Canagliflozin (Cana), a clinically important anti-diabetes drug, leads to a 14% increase in median lifespan and a 9% increase in the 90th percentile age when given to genetically heterogeneous male mice from 7 months of age, but does not increase lifespan in female mice. A histopathological study was conducted on 22-month-old mice to see if Cana retarded diverse forms of age-dependent pathology. This agent was found to diminish incidence or severity, in male mice only, of cardiomyopathy, glomerulonephropathy, arteriosclerosis, hepatic microvesicular cytoplasmic vacuolation (lipidosis), and adrenal cortical neoplasms. Protection against atrophy of the exocrine pancreas was seen in both males and females. Thus, the extension of lifespan in Cana-treated male mice, which is likely to reflect host- or tumor-mediated delay in lethal neoplasms, is accompanied by parallel retardation of lesions, in multiple tissues, that seldom if ever lead to death in these mice. Canagliflozin thus can be considered a drug that acts to slow the aging process and should be evaluated for potential protective effects against many other late-life conditions.
- Age-related pathology
- Sexual dimorphism
ASJC Scopus subject areas
- Geriatrics and Gerontology

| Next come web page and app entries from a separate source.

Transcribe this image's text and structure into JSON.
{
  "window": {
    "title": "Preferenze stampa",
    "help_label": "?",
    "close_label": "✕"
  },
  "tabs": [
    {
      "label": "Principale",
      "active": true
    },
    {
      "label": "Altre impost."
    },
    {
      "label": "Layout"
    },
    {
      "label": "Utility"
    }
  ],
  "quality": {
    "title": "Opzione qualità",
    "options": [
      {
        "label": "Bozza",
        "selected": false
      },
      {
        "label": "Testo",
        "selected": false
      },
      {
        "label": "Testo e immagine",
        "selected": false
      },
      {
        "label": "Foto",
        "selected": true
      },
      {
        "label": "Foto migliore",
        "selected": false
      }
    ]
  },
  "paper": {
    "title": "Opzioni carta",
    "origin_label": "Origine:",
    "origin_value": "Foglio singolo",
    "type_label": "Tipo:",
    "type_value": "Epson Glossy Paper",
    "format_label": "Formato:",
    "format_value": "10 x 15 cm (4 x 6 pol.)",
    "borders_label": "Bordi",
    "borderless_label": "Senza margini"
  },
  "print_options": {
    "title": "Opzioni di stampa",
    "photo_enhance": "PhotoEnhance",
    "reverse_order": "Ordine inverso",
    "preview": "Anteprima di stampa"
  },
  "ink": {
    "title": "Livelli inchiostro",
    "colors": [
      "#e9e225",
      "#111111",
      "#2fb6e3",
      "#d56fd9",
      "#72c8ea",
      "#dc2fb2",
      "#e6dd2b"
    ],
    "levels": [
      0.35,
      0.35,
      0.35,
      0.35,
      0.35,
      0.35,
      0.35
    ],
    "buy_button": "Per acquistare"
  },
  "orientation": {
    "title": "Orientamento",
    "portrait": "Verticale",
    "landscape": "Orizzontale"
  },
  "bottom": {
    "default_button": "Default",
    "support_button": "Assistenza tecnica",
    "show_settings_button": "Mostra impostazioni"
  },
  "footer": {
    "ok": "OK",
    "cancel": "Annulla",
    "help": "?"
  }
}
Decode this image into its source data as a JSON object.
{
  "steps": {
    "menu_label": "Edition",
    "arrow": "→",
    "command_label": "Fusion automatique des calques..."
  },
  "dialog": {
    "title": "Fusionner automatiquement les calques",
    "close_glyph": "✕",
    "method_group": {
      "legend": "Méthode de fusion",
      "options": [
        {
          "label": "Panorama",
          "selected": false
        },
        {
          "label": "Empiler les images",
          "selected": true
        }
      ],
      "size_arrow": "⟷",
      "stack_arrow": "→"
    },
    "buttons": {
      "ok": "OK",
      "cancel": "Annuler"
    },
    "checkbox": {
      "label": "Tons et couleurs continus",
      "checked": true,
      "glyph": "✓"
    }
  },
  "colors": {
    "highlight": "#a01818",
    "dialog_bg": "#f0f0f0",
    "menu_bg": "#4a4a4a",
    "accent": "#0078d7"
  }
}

- Cardiology and Cardiovascular Medicine
- Complementary and alternative medicine
- veterinary (miscalleneous)